DATA SHOWN:

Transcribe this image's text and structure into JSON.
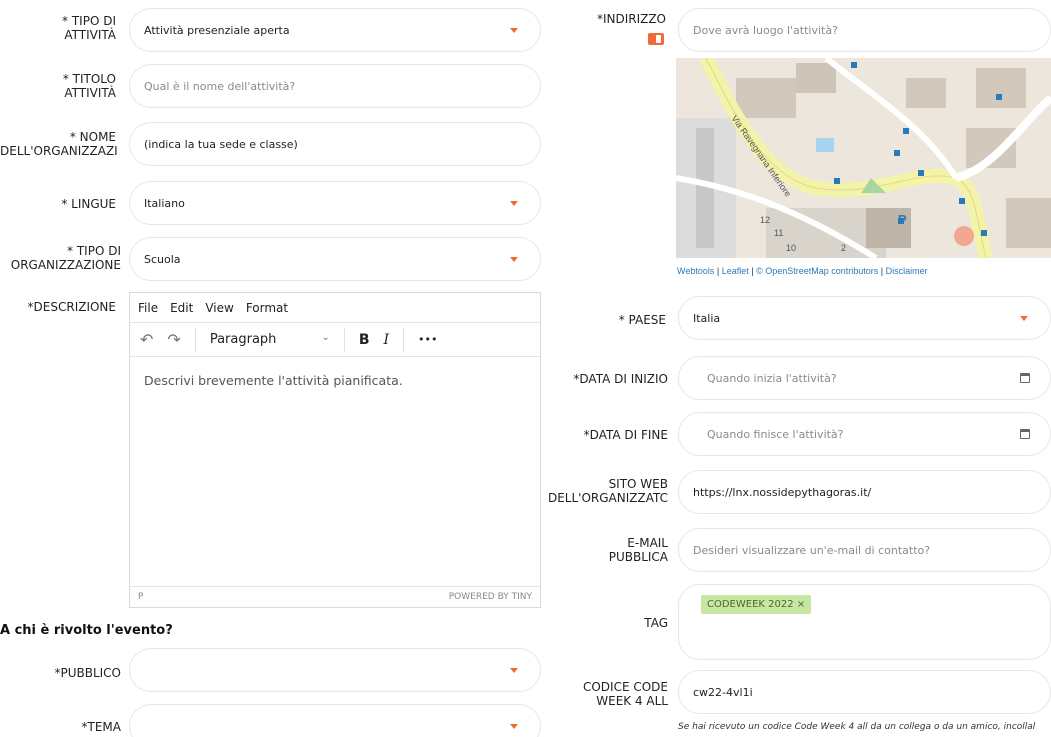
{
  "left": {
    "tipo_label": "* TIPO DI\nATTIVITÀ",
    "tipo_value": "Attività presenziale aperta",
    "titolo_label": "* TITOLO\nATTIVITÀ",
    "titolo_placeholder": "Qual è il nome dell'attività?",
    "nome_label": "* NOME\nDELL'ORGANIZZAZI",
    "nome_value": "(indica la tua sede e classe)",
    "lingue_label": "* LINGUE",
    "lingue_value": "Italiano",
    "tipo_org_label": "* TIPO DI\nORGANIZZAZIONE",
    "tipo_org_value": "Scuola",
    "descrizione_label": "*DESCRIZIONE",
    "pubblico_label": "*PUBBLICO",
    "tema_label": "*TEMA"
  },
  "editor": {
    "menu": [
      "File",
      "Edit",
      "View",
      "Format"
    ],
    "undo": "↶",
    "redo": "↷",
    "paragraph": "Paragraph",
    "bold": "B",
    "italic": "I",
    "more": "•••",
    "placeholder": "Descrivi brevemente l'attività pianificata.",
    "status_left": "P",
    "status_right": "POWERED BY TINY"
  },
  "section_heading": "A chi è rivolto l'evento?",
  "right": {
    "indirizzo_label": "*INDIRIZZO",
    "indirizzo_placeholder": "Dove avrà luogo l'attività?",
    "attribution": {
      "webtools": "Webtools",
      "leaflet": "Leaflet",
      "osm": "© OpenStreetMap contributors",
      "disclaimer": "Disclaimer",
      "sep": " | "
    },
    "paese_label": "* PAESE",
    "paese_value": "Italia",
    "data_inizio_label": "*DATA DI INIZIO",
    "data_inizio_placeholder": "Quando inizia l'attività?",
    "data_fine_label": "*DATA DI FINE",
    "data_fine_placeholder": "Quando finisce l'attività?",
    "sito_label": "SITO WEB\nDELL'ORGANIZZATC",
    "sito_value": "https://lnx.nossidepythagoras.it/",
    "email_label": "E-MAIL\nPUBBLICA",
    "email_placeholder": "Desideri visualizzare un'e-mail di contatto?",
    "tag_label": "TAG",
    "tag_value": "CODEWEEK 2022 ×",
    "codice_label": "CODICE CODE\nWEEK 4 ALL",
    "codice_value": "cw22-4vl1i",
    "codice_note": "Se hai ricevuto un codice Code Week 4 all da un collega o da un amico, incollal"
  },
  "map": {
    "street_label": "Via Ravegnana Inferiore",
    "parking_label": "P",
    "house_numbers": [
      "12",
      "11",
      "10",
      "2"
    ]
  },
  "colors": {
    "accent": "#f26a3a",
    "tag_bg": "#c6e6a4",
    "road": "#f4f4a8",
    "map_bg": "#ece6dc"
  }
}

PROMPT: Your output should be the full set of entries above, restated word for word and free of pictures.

OUTPUT FOR THIS EXERCISE:
Transcribe this image's text and structure into JSON.
{
  "left": {
    "tipo_label": "* TIPO DI\nATTIVITÀ",
    "tipo_value": "Attività presenziale aperta",
    "titolo_label": "* TITOLO\nATTIVITÀ",
    "titolo_placeholder": "Qual è il nome dell'attività?",
    "nome_label": "* NOME\nDELL'ORGANIZZAZI",
    "nome_value": "(indica la tua sede e classe)",
    "lingue_label": "* LINGUE",
    "lingue_value": "Italiano",
    "tipo_org_label": "* TIPO DI\nORGANIZZAZIONE",
    "tipo_org_value": "Scuola",
    "descrizione_label": "*DESCRIZIONE",
    "pubblico_label": "*PUBBLICO",
    "tema_label": "*TEMA"
  },
  "editor": {
    "menu": [
      "File",
      "Edit",
      "View",
      "Format"
    ],
    "undo": "↶",
    "redo": "↷",
    "paragraph": "Paragraph",
    "bold": "B",
    "italic": "I",
    "more": "•••",
    "placeholder": "Descrivi brevemente l'attività pianificata.",
    "status_left": "P",
    "status_right": "POWERED BY TINY"
  },
  "section_heading": "A chi è rivolto l'evento?",
  "right": {
    "indirizzo_label": "*INDIRIZZO",
    "indirizzo_placeholder": "Dove avrà luogo l'attività?",
    "attribution": {
      "webtools": "Webtools",
      "leaflet": "Leaflet",
      "osm": "© OpenStreetMap contributors",
      "disclaimer": "Disclaimer",
      "sep": " | "
    },
    "paese_label": "* PAESE",
    "paese_value": "Italia",
    "data_inizio_label": "*DATA DI INIZIO",
    "data_inizio_placeholder": "Quando inizia l'attività?",
    "data_fine_label": "*DATA DI FINE",
    "data_fine_placeholder": "Quando finisce l'attività?",
    "sito_label": "SITO WEB\nDELL'ORGANIZZATC",
    "sito_value": "https://lnx.nossidepythagoras.it/",
    "email_label": "E-MAIL\nPUBBLICA",
    "email_placeholder": "Desideri visualizzare un'e-mail di contatto?",
    "tag_label": "TAG",
    "tag_value": "CODEWEEK 2022 ×",
    "codice_label": "CODICE CODE\nWEEK 4 ALL",
    "codice_value": "cw22-4vl1i",
    "codice_note": "Se hai ricevuto un codice Code Week 4 all da un collega o da un amico, incollal"
  },
  "map": {
    "street_label": "Via Ravegnana Inferiore",
    "parking_label": "P",
    "house_numbers": [
      "12",
      "11",
      "10",
      "2"
    ]
  },
  "colors": {
    "accent": "#f26a3a",
    "tag_bg": "#c6e6a4",
    "road": "#f4f4a8",
    "map_bg": "#ece6dc"
  }
}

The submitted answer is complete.